Things Can Change

How a new initiative is helping to tackle homelessness through multi-agency collaboration and alternative giving.

An oft-grumbled criticism of society as a whole is that we don’t do enough, collectively, to tackle the problem of homelessness. In many instances, we may be able to find examples that suggest this is true. However, in the case that follows, we can see that there is just as much truth in the notion that we can fix this problem if we work together on a multi-agency basis. There is help out there if we know how and where to look. As it says in the Manchester Homelessness Charter, “co-production is at the heart of everything we do”.

An elderly male was living in dire conditions and, after being handed a 4-week eviction notice due to the landlord wanting to sell the house, was left living on the streets. In the interests of confidentiality, we will not reveal any information that could identify the individual. Without going into specifics, he was being financially exploited via an unnecessary insurance scheme as was continuing to pay rent for the property he was forced to leave. This was somebody who worked but was also vulnerable due to his age as well as a deterioration in his mental health.

It would be nice if we could say that this is unusual, but it isn’t. Sadly, there are people on the streets – or within the spectrum of hidden homelessness (i.e. sofa-surfing, living with relatives in unsuitable conditions) – that fall into many different demographics, challenging some of the assumptions made by people when it comes to homelessness. Stereotypes may suggest that the majority of people that “end up” on the streets in some way due to their own will alone or as a result of drink & drug abuse. The latter is true in many cases but very much untrue in so many others, such as in this case.

Fortunately, with thanks to the Stop, Start, Go (SSG) initiative in Cheetham Hill, this individual was able to find a safe and secure home. He was in the right place at the right time and presented as homeless at the Town Hall after receiving advice from people there. They were able to refer him onto SSG, with thanks to the Booth Centre. On the day that I went to visit SSG to discuss this case, I was told that there was an element of luck to this.

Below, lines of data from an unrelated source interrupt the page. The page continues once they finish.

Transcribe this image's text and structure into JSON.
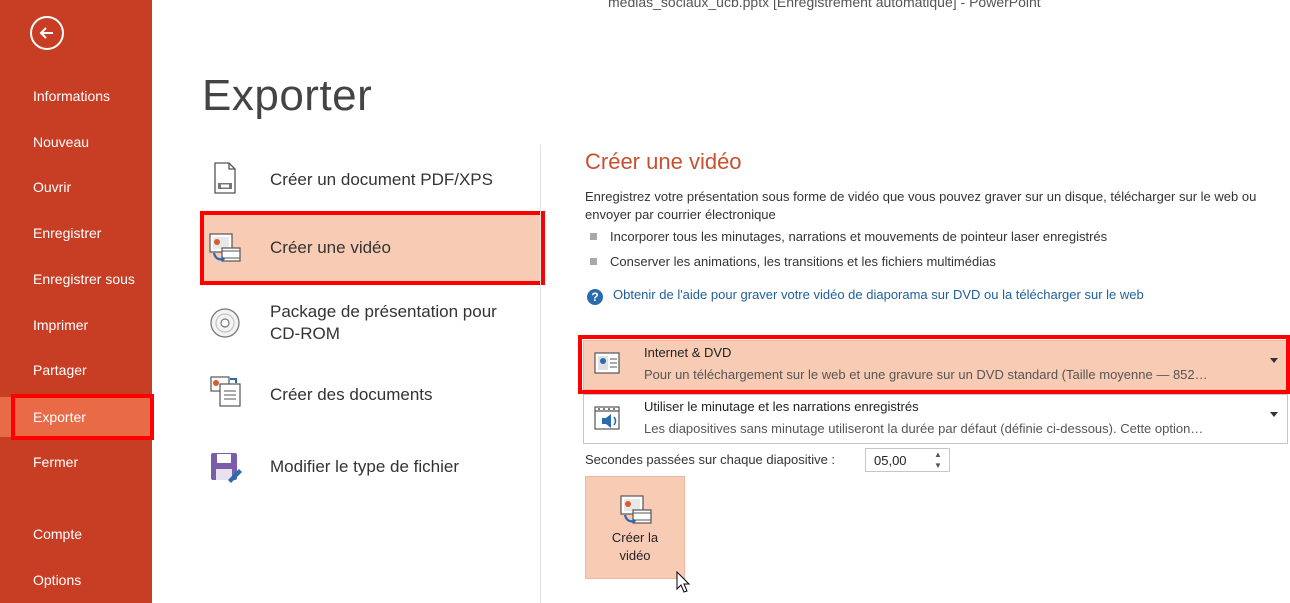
{
  "window": {
    "title": "medias_sociaux_ucb.pptx [Enregistrement automatique] - PowerPoint"
  },
  "sidebar": {
    "back_icon": "back-arrow-icon",
    "items": [
      {
        "label": "Informations"
      },
      {
        "label": "Nouveau"
      },
      {
        "label": "Ouvrir"
      },
      {
        "label": "Enregistrer"
      },
      {
        "label": "Enregistrer sous"
      },
      {
        "label": "Imprimer"
      },
      {
        "label": "Partager"
      },
      {
        "label": "Exporter",
        "active": true
      },
      {
        "label": "Fermer"
      },
      {
        "label": "Compte"
      },
      {
        "label": "Options"
      }
    ],
    "colors": {
      "background": "#c83e24",
      "active": "#e86a47"
    }
  },
  "page": {
    "title": "Exporter"
  },
  "export_options": [
    {
      "label": "Créer un document PDF/XPS",
      "icon": "pdf-document-icon"
    },
    {
      "label": "Créer une vidéo",
      "icon": "video-icon",
      "selected": true
    },
    {
      "label": "Package de présentation pour CD-ROM",
      "icon": "cd-icon"
    },
    {
      "label": "Créer des documents",
      "icon": "handouts-icon"
    },
    {
      "label": "Modifier le type de fichier",
      "icon": "save-as-icon"
    }
  ],
  "video_panel": {
    "title": "Créer une vidéo",
    "description": "Enregistrez votre présentation sous forme de vidéo que vous pouvez graver sur un disque, télécharger sur le web ou envoyer par courrier électronique",
    "bullets": [
      "Incorporer tous les minutages, narrations et mouvements de pointeur laser enregistrés",
      "Conserver les animations, les transitions et les fichiers multimédias"
    ],
    "help_link": "Obtenir de l'aide pour graver votre vidéo de diaporama sur DVD ou la télécharger sur le web",
    "quality_dropdown": {
      "title": "Internet & DVD",
      "subtitle": "Pour un téléchargement sur le web et une gravure sur un DVD standard (Taille moyenne — 852…",
      "icon": "monitor-icon"
    },
    "timing_dropdown": {
      "title": "Utiliser le minutage et les narrations enregistrés",
      "subtitle": "Les diapositives sans minutage utiliseront la durée par défaut (définie ci-dessous). Cette option…",
      "icon": "timing-audio-icon"
    },
    "seconds_label": "Secondes passées sur chaque diapositive :",
    "seconds_value": "05,00",
    "create_button": {
      "line1": "Créer la",
      "line2": "vidéo"
    }
  },
  "colors": {
    "accent": "#c8502f",
    "selection": "#f8cbb4",
    "highlight": "#ff0000",
    "link": "#1f5f9c"
  }
}
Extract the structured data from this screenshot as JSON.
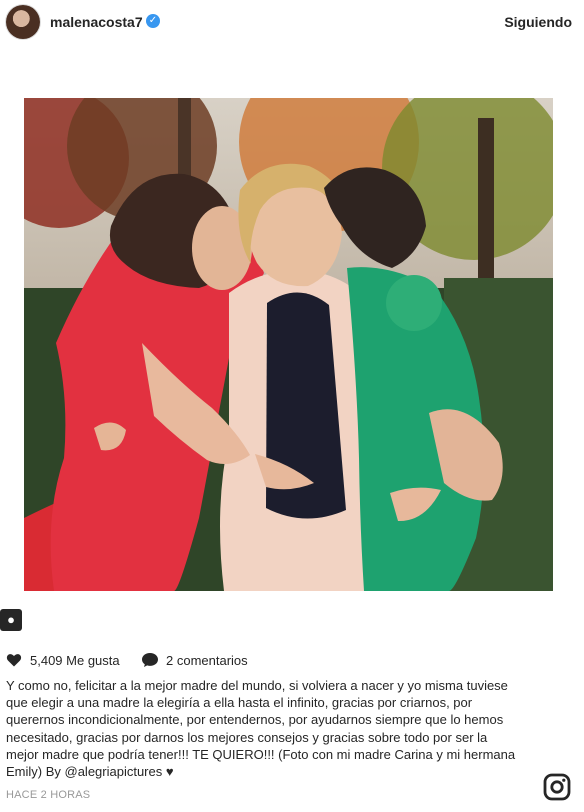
{
  "header": {
    "username": "malenacosta7",
    "follow_label": "Siguiendo"
  },
  "post": {
    "likes": "5,409 Me gusta",
    "comments": "2 comentarios",
    "caption_main": "Y como no, felicitar a la mejor madre del mundo, si volviera a nacer y yo misma tuviese que elegir a una madre la elegiría a ella hasta el infinito, gracias por criarnos, por querernos incondicionalmente, por entendernos, por ayudarnos siempre que lo hemos necesitado, gracias por darnos los mejores consejos y gracias sobre todo por ser la mejor madre que podría tener!!! TE QUIERO!!! (Foto con mi madre Carina y mi hermana Emily) By ",
    "mention": "@alegriapictures",
    "caption_end": " ♥",
    "timestamp": "HACE 2 HORAS"
  },
  "icons": {
    "verified": "verified-badge-icon",
    "tag": "user-tag-icon",
    "heart": "heart-icon",
    "comment": "comment-icon",
    "instagram": "instagram-logo-icon"
  },
  "colors": {
    "text": "#262626",
    "verified": "#3897f0",
    "muted": "#999999"
  }
}
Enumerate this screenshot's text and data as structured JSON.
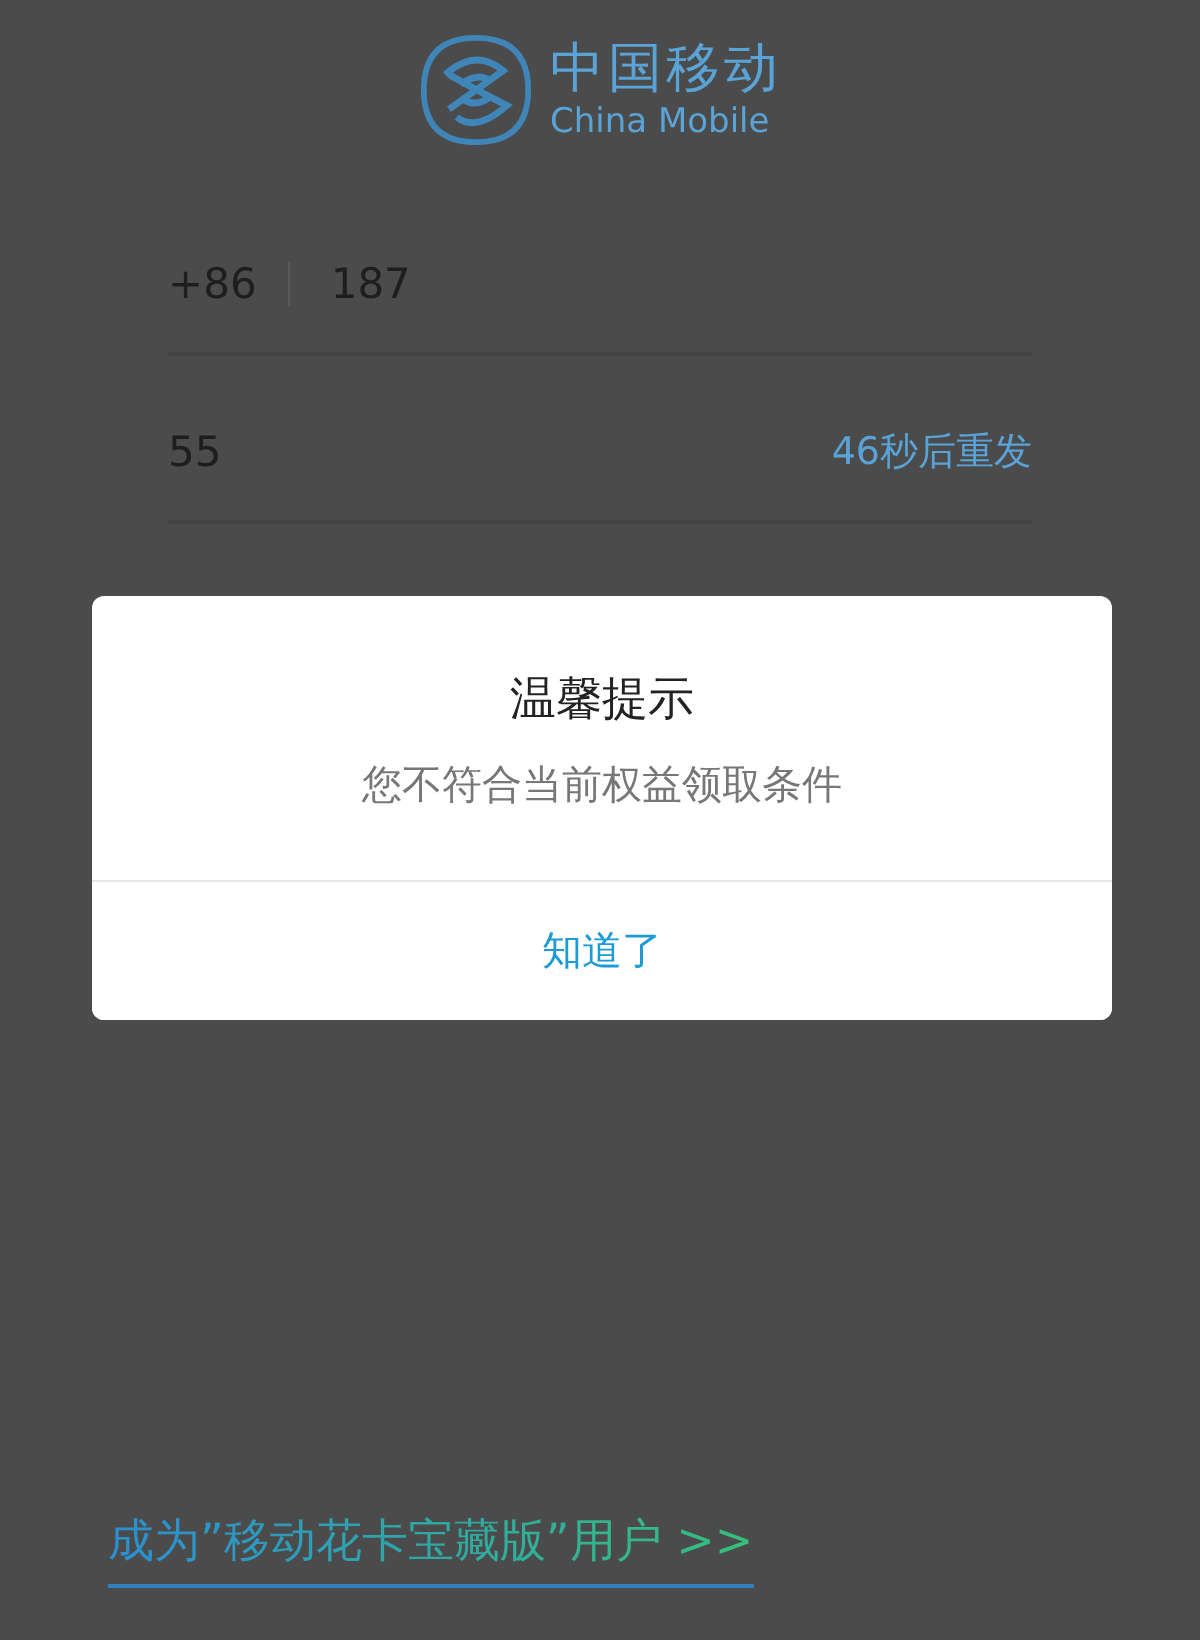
{
  "logo": {
    "name_zh": "中国移动",
    "name_en": "China Mobile"
  },
  "phone_field": {
    "country_code": "+86",
    "value": "187"
  },
  "code_field": {
    "value": "55",
    "resend": "46秒后重发"
  },
  "dialog": {
    "title": "温馨提示",
    "message": "您不符合当前权益领取条件",
    "button": "知道了"
  },
  "promo_link": {
    "text": "成为”移动花卡宝藏版”用户 >>"
  }
}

Earlier that day, I had spoken to a police officer that praised Street Support but said that perhaps we could all think differently about how we refer people to services, based on his work on the front line – could this be done digitally? This warrants a discussion in its own right but it is important to know that, if this individual did not happen to get the right advice at the right time, he would have been faced with an incredibly difficult situation and that we could perhaps all think about how referrals are made, so that vulnerable people do not fall through the cracks when they do not know where to go, who to speak to or how to ask for help.

The SSG team, after placing him into supported accommodation, were able to solve his financial difficulties and ultimately managed to help him find a suitable place to live. A key idea behind the SSG project is to redirect finances in order to spend them with the purpose of getting people into stable homes – this is a practical alternative to placing individuals into expensive supported accommodation that can cause difficulties for them when they do find work, because the rents can end up becoming unaffordable.

SSG places emphasis on what is effective and sustainable when finding secure accommodation. The service offers a sheltered aspect as well as a short-term accommodation arrangement for working people that have become homeless. Early intervention is crucial, as is communication and, importantly, alternative giving. As we have said before, giving money to people on the streets can facilitate the cycle of homelessness (please read here for more details). The processes that lie behind the success of SSG are underpinned by giving money to responsible organizations with the aim of becoming more efficient at dealing with homelessness. Passion is at the heart of what SSG do.

The project couldn’t have gone ahead without the effort of multi-agency collaboration. All aspects of funding were crucial and the SSG project would not have been able to help the individual discussed previously without the partnership.

Big Change Manchester was vital in supporting this individual and his move into secure accommodation through an alternative approach to tackling homelessness, based on what is effective & sustainable. Once accommodation was secured, Big Change were able to provide £968 to help kit the place out. SSG itself was made possible thanks to funding from the Mayor’s Fund, the Edward Holt Trust and Manchester City Council. Working together is key in providing opportunities that are dependent on having a robust support system in place.

The quick turnaround (4-6 weeks) at SSG relies on a responsible allocation of resources and it aims to be a preventative system when it comes to the problem of entrenched homelessness. Stay in touch with Street Support if you would like to find out more about how you can help in our mission to tackle homelessness. Click here to give to Big Change Manchester and please contact us to find out more about SSG, as well as information about donating to the project.